## Records for this exercise
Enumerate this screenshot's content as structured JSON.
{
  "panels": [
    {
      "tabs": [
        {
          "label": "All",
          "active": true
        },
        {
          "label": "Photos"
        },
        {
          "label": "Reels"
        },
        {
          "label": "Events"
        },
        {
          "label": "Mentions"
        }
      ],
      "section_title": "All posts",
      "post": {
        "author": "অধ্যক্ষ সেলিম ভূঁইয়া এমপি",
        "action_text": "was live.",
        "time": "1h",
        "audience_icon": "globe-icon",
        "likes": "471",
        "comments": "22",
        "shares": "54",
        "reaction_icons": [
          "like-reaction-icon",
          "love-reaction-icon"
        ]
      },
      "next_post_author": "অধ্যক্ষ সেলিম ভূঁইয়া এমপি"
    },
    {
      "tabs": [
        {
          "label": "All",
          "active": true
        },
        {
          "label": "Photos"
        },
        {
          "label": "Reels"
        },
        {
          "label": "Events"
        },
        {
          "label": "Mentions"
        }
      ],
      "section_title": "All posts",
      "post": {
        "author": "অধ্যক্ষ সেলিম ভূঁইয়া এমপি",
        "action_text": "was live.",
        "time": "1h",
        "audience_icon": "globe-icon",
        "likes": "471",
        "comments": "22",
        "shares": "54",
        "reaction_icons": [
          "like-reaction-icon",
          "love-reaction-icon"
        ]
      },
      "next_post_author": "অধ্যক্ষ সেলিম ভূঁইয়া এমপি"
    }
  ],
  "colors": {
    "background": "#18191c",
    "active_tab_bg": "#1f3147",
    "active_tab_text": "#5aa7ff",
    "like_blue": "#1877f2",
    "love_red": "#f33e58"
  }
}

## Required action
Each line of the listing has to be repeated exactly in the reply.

## Exercise solution
Enumerate this screenshot's content as structured JSON.
{
  "panels": [
    {
      "tabs": [
        {
          "label": "All",
          "active": true
        },
        {
          "label": "Photos"
        },
        {
          "label": "Reels"
        },
        {
          "label": "Events"
        },
        {
          "label": "Mentions"
        }
      ],
      "section_title": "All posts",
      "post": {
        "author": "অধ্যক্ষ সেলিম ভূঁইয়া এমপি",
        "action_text": "was live.",
        "time": "1h",
        "audience_icon": "globe-icon",
        "likes": "471",
        "comments": "22",
        "shares": "54",
        "reaction_icons": [
          "like-reaction-icon",
          "love-reaction-icon"
        ]
      },
      "next_post_author": "অধ্যক্ষ সেলিম ভূঁইয়া এমপি"
    },
    {
      "tabs": [
        {
          "label": "All",
          "active": true
        },
        {
          "label": "Photos"
        },
        {
          "label": "Reels"
        },
        {
          "label": "Events"
        },
        {
          "label": "Mentions"
        }
      ],
      "section_title": "All posts",
      "post": {
        "author": "অধ্যক্ষ সেলিম ভূঁইয়া এমপি",
        "action_text": "was live.",
        "time": "1h",
        "audience_icon": "globe-icon",
        "likes": "471",
        "comments": "22",
        "shares": "54",
        "reaction_icons": [
          "like-reaction-icon",
          "love-reaction-icon"
        ]
      },
      "next_post_author": "অধ্যক্ষ সেলিম ভূঁইয়া এমপি"
    }
  ],
  "colors": {
    "background": "#18191c",
    "active_tab_bg": "#1f3147",
    "active_tab_text": "#5aa7ff",
    "like_blue": "#1877f2",
    "love_red": "#f33e58"
  }
}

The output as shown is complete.